“I’m here to get Putin to talk. Let him talk, If I can encourage him to talk by having an empathetic ear, that is the reporter’s way. I’m also a dramatist. I’m encouraging my actors to be better. To say more. To give me a performance,” Stone, the maker of the 'The Putin Interviews' documentary, told the New York Times.
The most recent interview, recorded in February after President Trump assumed office, touched on allegations of Russian interference in the American presidential election and the hysteria that exploded in the Western media over these unproven claims.
Commenting on James Comey’s testimony before American lawmakers – where the former FBI Director stated that there have been many stories about Russia which are “just dead wrong” but, nevertheless, reiterated the “high-confidence judgement” that Moscow had systematically interfered in the 2016 US election – Stone said,
“A lot of smoke. I don’t see much fire. You can blame everything on Russia, and this is what we’ve been doing pretty much since 1917,” the director noted.
It’s up to the viewer to decide, Stone said.
“As Mr. Putin himself says in Chapter 4, this is an internal political matter in America. Because he has nothing to do with – this is from the horse’s mouth – he has nothing to do with influencing the American election, which he doesn’t think is possible,” Stone said.
Stone questioned Putin on a number of issues, including Russia’s policies on Syria and Ukraine and the deteriorating relationship between the United States and Russia.
“I think I challenged him. You may think I was a pussycat, but no, I think I challenged him,” the award-winning director says, adding that these challenges get bigger as the episodes progress.
Stone said the Russian president’s work ethic was a distinctive feature while reflecting on his personal impression of Putin.
“I admire his discipline. His ability to do this off and on for 16 years. His stamina, the way he works. No American president works these hours as far as I know. He reminds me of Jimmy Carter in that sense, dedication to work,” the 70-year-old American filmmaker said.
In a separate interview with the New York Post, the maker of the JFK and Snowden documentaries described Putin as “humble.”
And when asked, whether or not he will make a feature film on Putin, Stone replied, “I don’t think I would have the guts.
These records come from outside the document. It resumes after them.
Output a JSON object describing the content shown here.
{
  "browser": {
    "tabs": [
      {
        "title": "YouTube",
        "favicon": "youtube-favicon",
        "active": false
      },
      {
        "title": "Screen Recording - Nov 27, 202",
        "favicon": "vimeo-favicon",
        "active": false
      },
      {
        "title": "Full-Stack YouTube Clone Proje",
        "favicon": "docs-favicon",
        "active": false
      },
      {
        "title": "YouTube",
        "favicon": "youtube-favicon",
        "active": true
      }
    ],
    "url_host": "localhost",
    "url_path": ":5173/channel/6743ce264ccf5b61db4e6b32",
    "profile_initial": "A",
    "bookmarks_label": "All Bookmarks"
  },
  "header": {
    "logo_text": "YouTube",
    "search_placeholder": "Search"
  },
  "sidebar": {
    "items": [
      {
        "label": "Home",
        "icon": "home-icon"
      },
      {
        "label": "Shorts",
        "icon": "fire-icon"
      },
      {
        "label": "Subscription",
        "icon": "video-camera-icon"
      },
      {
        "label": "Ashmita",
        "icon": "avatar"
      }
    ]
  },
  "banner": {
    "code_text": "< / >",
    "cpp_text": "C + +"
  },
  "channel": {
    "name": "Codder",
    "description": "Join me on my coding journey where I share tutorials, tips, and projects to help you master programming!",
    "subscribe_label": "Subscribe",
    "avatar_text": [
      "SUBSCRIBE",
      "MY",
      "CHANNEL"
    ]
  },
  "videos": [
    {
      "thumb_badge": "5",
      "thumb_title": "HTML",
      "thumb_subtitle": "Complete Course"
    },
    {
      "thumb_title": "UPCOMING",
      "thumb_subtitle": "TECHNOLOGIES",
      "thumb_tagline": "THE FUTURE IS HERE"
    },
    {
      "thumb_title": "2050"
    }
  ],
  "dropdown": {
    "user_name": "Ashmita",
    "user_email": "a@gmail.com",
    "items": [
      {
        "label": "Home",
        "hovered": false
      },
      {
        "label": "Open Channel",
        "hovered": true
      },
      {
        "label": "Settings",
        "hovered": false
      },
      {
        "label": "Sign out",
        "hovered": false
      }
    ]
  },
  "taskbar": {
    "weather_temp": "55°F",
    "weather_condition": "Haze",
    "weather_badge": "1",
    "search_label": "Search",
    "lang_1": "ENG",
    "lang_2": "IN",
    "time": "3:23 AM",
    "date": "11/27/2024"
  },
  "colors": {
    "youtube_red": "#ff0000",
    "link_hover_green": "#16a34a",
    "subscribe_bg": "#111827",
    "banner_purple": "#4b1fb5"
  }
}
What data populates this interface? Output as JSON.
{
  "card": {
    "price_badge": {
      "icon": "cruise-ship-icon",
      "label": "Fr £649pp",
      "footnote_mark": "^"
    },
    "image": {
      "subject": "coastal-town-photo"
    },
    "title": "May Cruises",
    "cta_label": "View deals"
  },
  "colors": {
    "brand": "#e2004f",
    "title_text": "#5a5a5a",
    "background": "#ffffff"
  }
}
Sometimes, after seeing the real thing, I’m not sure what else I can express.”
‘The Putin Interviews’ will air on premium cable and satellite television network Showtime on four consecutive nights starting Monday.